In spite of all that’s been written and said about the horrors of the Industrial Revolution, Bradford and Manchester in the mid-19th century must have been exciting places.

The two towns dominated the textile trade in the North. Bradford was famous principally for wool, worsted and mixed fabrics; Manchester for cotton products.

The riches from the mass production of spinning, weaving and dyeing, as well as mining and engineering, resulted in magnificent public buildings – they built for posterity in those days – and the foundation of choral societies and orchestras.

Three significant examples of this occurred in the middle of the century: the Bradford Festival Choral Society in 1853, the Halle Orchestra in 1857, and eight years later the Bradford International Orchestral Concert Season. All three are still going.

In a couple of weeks, the 145th Bradford International Orchestral Concert season begins with a programme of Bizet, Richard Strauss and Dvorak at St George’s Hall. It’s a tradition older by 30 years than the BBC’s summer season of Promenade Concerts founded by Sir Henry Wood in 1895.

Conducting the Halle on Friday, October 1, will be its director of music since 1999, Sir Mark Elder. He’s scheduled to return with the orchestra on Friday, May 13, next year, when the season ends with a concert of Handel, Sibelius and Mahler’s Fourth Symphony.

Next year is also the 155th Bradford Festival Choral Society season – an achievement of interest to Sir Mark, a choral scholar at Corpus Christi College, Cambridge.

A musician for nearly 40 years, to what does he attribute the flourishing tradition of music in the North for more than 150 years?

He says: “The temperament of the people. One of the ways of expressing communal sharing is to sing together.

“My grandmother was from Sowerby Bridge; her brother was organist and choirmaster at Manchester Cathedral – my only musical antecedent. I have been aware all my life as a musician of the idea of a community singing together, and of course Yorkshire choirs are famous.”

The influx of people from Central Europe, especially German Jews, was also key to the organisation and development of music, especially orchestral music, as Sir Mark explained.
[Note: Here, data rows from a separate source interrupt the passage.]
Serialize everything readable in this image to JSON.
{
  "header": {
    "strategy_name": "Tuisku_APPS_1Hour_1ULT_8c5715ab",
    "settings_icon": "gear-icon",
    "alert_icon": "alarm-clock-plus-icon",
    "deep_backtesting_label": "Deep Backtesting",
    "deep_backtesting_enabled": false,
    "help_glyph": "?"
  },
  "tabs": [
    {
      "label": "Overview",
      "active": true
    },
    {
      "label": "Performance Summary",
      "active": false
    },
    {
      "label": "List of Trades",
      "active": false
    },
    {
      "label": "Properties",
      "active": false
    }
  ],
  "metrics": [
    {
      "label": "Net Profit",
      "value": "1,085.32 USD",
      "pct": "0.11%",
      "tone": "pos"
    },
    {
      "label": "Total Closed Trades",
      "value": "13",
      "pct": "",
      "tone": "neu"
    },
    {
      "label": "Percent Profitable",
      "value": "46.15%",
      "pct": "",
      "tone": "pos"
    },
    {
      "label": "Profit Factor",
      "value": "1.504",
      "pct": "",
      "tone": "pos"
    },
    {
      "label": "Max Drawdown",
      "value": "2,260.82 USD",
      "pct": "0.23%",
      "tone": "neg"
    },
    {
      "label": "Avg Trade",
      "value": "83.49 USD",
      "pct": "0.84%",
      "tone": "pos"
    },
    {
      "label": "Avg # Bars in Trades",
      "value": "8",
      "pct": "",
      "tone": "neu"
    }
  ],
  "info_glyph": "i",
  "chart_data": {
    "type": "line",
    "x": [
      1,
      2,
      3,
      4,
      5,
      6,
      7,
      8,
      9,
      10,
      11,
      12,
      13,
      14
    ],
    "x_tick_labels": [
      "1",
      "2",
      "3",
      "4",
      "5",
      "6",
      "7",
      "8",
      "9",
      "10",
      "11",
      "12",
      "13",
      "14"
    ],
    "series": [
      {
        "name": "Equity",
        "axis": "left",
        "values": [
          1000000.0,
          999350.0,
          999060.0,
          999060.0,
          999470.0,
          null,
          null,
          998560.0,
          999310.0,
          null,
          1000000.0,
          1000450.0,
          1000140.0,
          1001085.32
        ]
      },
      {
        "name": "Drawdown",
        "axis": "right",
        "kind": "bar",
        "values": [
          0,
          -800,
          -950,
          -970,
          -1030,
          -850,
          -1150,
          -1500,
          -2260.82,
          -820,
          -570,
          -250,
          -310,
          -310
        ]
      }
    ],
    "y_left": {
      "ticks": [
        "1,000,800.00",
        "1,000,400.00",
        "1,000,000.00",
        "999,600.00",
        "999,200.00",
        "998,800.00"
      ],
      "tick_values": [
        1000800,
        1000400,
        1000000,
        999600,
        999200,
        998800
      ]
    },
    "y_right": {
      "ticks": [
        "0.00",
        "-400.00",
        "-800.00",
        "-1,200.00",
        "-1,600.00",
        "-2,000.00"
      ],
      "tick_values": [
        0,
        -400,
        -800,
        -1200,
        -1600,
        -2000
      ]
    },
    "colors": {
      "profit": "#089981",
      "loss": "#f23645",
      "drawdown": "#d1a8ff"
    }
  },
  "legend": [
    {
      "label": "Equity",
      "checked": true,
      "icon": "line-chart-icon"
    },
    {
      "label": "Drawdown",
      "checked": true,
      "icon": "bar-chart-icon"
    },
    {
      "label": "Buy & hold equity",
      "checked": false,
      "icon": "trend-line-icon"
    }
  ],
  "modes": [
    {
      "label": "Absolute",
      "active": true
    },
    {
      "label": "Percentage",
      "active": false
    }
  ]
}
“It was not just chance that Charles Halle was German. He was invited to Manchester in 1850, by German industrialists, to organise music making.

“The idea of having public music-making on a big scale in one’s life was not at all strange in France, Austria and the dukedoms and principalities of Germany; they were used to having large orchestras at the centre of the community.

“Even now, if you are invited to be the director of the orchestra in Cologne, say, you are known as the director of music for the city of Cologne.”

So Charles Halle went to Manchester and the father of Frederick Delius came to Bradford. No surprise, then, that organised music-making became part of the warp and weft of Cottonopolis and Woolopolis.

This part of the cultural fabric of the two cities remains intact, in spite of cutbacks, recessions, at least one Depression and two world wars. Like our Victorian predecessors, we believe in the life-giving property of live music: it’s central to what we think of as civilised living.

“One of the things that drew me to this job was the belief that live music is a vital part of a healthy society. The work we are doing in the whole of the North West in education is laying down seeds for the future. There is a hunger for large-scale musical performance.

“I love coming to St George’s Hall. I first came with the BBC Philharmonic about 30 years ago. It’s not quite right for large-scale 20th century pieces, but it is wonderful for Mozart, Haydn, Mendelssohn and Dvorak.

“There’s a naturalness to the sound. Because St George’s has a traditional shoebox design, the sound bounces off the walls and comes back quickly to the orchestra and the audience.”

But how does Sir Mark know the difference between a good performance and an exceptional one?

“When the piece of music we are doing is right for the hall, it’s been well-rehearsed, the public knows – not necessarily consciously; you can tell by the way they respond, the stillness with which they listen.

“It’s also to do with how musicians listen to each other and how they respond to each other – quite apart from what they do for me.

“I show them the speeds and when it should be softer and louder, but I don’t play the music,” he adds.

- The Halle Orchestra, conducted by Sir Mark Elder, is at St George’s Hall on Friday, October 1. For tickets, ring (01274) 432000.